GIVEN RECORDS:

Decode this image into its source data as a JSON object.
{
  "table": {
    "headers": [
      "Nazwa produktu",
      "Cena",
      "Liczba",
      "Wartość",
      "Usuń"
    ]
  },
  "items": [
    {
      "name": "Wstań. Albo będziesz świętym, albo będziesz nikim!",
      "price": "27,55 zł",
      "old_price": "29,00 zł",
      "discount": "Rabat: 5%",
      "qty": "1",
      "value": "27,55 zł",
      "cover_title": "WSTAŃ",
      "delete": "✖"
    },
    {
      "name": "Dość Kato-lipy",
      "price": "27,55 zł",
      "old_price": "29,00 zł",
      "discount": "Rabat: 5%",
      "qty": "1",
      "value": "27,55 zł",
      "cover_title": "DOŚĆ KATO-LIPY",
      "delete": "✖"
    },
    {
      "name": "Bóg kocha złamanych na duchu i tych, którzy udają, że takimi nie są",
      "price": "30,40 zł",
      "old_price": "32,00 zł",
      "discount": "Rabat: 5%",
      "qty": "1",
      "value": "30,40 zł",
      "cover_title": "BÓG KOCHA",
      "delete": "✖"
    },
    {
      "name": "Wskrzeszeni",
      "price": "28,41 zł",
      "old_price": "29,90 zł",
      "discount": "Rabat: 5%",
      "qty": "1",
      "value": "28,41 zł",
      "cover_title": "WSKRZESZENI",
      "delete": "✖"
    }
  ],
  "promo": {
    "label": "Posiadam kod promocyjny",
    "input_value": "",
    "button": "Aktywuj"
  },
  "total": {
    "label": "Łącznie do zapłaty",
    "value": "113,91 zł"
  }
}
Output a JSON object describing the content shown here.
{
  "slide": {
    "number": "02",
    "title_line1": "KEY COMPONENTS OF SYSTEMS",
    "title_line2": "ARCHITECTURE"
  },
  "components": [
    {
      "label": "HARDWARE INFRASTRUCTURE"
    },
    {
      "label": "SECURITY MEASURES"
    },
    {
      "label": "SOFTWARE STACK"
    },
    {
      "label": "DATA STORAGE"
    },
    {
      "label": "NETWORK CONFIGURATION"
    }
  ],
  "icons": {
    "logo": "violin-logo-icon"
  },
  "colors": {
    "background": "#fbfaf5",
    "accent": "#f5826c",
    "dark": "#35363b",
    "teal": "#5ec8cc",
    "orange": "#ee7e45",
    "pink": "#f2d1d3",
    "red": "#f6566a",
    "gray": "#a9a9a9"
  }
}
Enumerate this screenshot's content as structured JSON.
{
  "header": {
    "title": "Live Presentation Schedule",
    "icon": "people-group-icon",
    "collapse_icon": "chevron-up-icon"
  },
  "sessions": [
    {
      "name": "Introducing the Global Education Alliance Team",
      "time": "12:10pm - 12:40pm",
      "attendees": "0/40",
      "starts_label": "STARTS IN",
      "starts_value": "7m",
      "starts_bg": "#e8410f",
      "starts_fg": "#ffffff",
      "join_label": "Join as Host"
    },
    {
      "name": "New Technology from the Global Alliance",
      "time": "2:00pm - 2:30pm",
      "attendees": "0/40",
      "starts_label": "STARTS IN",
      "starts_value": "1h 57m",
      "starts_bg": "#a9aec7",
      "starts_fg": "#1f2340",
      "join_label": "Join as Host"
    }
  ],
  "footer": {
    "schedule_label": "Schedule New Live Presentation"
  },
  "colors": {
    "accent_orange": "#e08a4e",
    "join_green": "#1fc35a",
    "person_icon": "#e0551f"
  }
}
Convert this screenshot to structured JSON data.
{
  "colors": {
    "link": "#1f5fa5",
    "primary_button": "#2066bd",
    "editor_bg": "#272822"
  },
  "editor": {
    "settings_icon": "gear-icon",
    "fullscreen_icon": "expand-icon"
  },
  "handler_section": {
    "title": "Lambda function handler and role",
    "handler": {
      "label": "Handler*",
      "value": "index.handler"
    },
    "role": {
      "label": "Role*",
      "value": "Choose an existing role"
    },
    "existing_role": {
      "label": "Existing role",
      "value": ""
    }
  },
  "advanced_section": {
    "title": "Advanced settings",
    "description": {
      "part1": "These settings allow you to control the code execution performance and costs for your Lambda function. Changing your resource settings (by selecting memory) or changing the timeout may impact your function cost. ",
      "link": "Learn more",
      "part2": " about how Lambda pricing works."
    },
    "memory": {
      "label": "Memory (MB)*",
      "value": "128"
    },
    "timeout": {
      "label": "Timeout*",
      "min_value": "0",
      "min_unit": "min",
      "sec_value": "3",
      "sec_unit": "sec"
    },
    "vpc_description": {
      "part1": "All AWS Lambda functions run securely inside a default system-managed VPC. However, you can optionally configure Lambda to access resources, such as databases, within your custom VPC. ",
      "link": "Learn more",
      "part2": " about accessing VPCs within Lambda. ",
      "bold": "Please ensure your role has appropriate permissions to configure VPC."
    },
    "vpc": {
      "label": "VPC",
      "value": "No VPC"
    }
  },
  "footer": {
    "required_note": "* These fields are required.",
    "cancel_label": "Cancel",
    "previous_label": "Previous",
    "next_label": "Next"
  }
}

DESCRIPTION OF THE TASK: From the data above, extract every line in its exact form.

OUTPUT:
Decode this image into its source data as a JSON object.
{
  "table": {
    "headers": [
      "Nazwa produktu",
      "Cena",
      "Liczba",
      "Wartość",
      "Usuń"
    ]
  },
  "items": [
    {
      "name": "Wstań. Albo będziesz świętym, albo będziesz nikim!",
      "price": "27,55 zł",
      "old_price": "29,00 zł",
      "discount": "Rabat: 5%",
      "qty": "1",
      "value": "27,55 zł",
      "cover_title": "WSTAŃ",
      "delete": "✖"
    },
    {
      "name": "Dość Kato-lipy",
      "price": "27,55 zł",
      "old_price": "29,00 zł",
      "discount": "Rabat: 5%",
      "qty": "1",
      "value": "27,55 zł",
      "cover_title": "DOŚĆ KATO-LIPY",
      "delete": "✖"
    },
    {
      "name": "Bóg kocha złamanych na duchu i tych, którzy udają, że takimi nie są",
      "price": "30,40 zł",
      "old_price": "32,00 zł",
      "discount": "Rabat: 5%",
      "qty": "1",
      "value": "30,40 zł",
      "cover_title": "BÓG KOCHA",
      "delete": "✖"
    },
    {
      "name": "Wskrzeszeni",
      "price": "28,41 zł",
      "old_price": "29,90 zł",
      "discount": "Rabat: 5%",
      "qty": "1",
      "value": "28,41 zł",
      "cover_title": "WSKRZESZENI",
      "delete": "✖"
    }
  ],
  "promo": {
    "label": "Posiadam kod promocyjny",
    "input_value": "",
    "button": "Aktywuj"
  },
  "total": {
    "label": "Łącznie do zapłaty",
    "value": "113,91 zł"
  }
}
Output a JSON object describing the content shown here.
{
  "slide": {
    "number": "02",
    "title_line1": "KEY COMPONENTS OF SYSTEMS",
    "title_line2": "ARCHITECTURE"
  },
  "components": [
    {
      "label": "HARDWARE INFRASTRUCTURE"
    },
    {
      "label": "SECURITY MEASURES"
    },
    {
      "label": "SOFTWARE STACK"
    },
    {
      "label": "DATA STORAGE"
    },
    {
      "label": "NETWORK CONFIGURATION"
    }
  ],
  "icons": {
    "logo": "violin-logo-icon"
  },
  "colors": {
    "background": "#fbfaf5",
    "accent": "#f5826c",
    "dark": "#35363b",
    "teal": "#5ec8cc",
    "orange": "#ee7e45",
    "pink": "#f2d1d3",
    "red": "#f6566a",
    "gray": "#a9a9a9"
  }
}
Enumerate this screenshot's content as structured JSON.
{
  "header": {
    "title": "Live Presentation Schedule",
    "icon": "people-group-icon",
    "collapse_icon": "chevron-up-icon"
  },
  "sessions": [
    {
      "name": "Introducing the Global Education Alliance Team",
      "time": "12:10pm - 12:40pm",
      "attendees": "0/40",
      "starts_label": "STARTS IN",
      "starts_value": "7m",
      "starts_bg": "#e8410f",
      "starts_fg": "#ffffff",
      "join_label": "Join as Host"
    },
    {
      "name": "New Technology from the Global Alliance",
      "time": "2:00pm - 2:30pm",
      "attendees": "0/40",
      "starts_label": "STARTS IN",
      "starts_value": "1h 57m",
      "starts_bg": "#a9aec7",
      "starts_fg": "#1f2340",
      "join_label": "Join as Host"
    }
  ],
  "footer": {
    "schedule_label": "Schedule New Live Presentation"
  },
  "colors": {
    "accent_orange": "#e08a4e",
    "join_green": "#1fc35a",
    "person_icon": "#e0551f"
  }
}
Convert this screenshot to structured JSON data.
{
  "colors": {
    "link": "#1f5fa5",
    "primary_button": "#2066bd",
    "editor_bg": "#272822"
  },
  "editor": {
    "settings_icon": "gear-icon",
    "fullscreen_icon": "expand-icon"
  },
  "handler_section": {
    "title": "Lambda function handler and role",
    "handler": {
      "label": "Handler*",
      "value": "index.handler"
    },
    "role": {
      "label": "Role*",
      "value": "Choose an existing role"
    },
    "existing_role": {
      "label": "Existing role",
      "value": ""
    }
  },
  "advanced_section": {
    "title": "Advanced settings",
    "description": {
      "part1": "These settings allow you to control the code execution performance and costs for your Lambda function. Changing your resource settings (by selecting memory) or changing the timeout may impact your function cost. ",
      "link": "Learn more",
      "part2": " about how Lambda pricing works."
    },
    "memory": {
      "label": "Memory (MB)*",
      "value": "128"
    },
    "timeout": {
      "label": "Timeout*",
      "min_value": "0",
      "min_unit": "min",
      "sec_value": "3",
      "sec_unit": "sec"
    },
    "vpc_description": {
      "part1": "All AWS Lambda functions run securely inside a default system-managed VPC. However, you can optionally configure Lambda to access resources, such as databases, within your custom VPC. ",
      "link": "Learn more",
      "part2": " about accessing VPCs within Lambda. ",
      "bold": "Please ensure your role has appropriate permissions to configure VPC."
    },
    "vpc": {
      "label": "VPC",
      "value": "No VPC"
    }
  },
  "footer": {
    "required_note": "* These fields are required.",
    "cancel_label": "Cancel",
    "previous_label": "Previous",
    "next_label": "Next"
  }
}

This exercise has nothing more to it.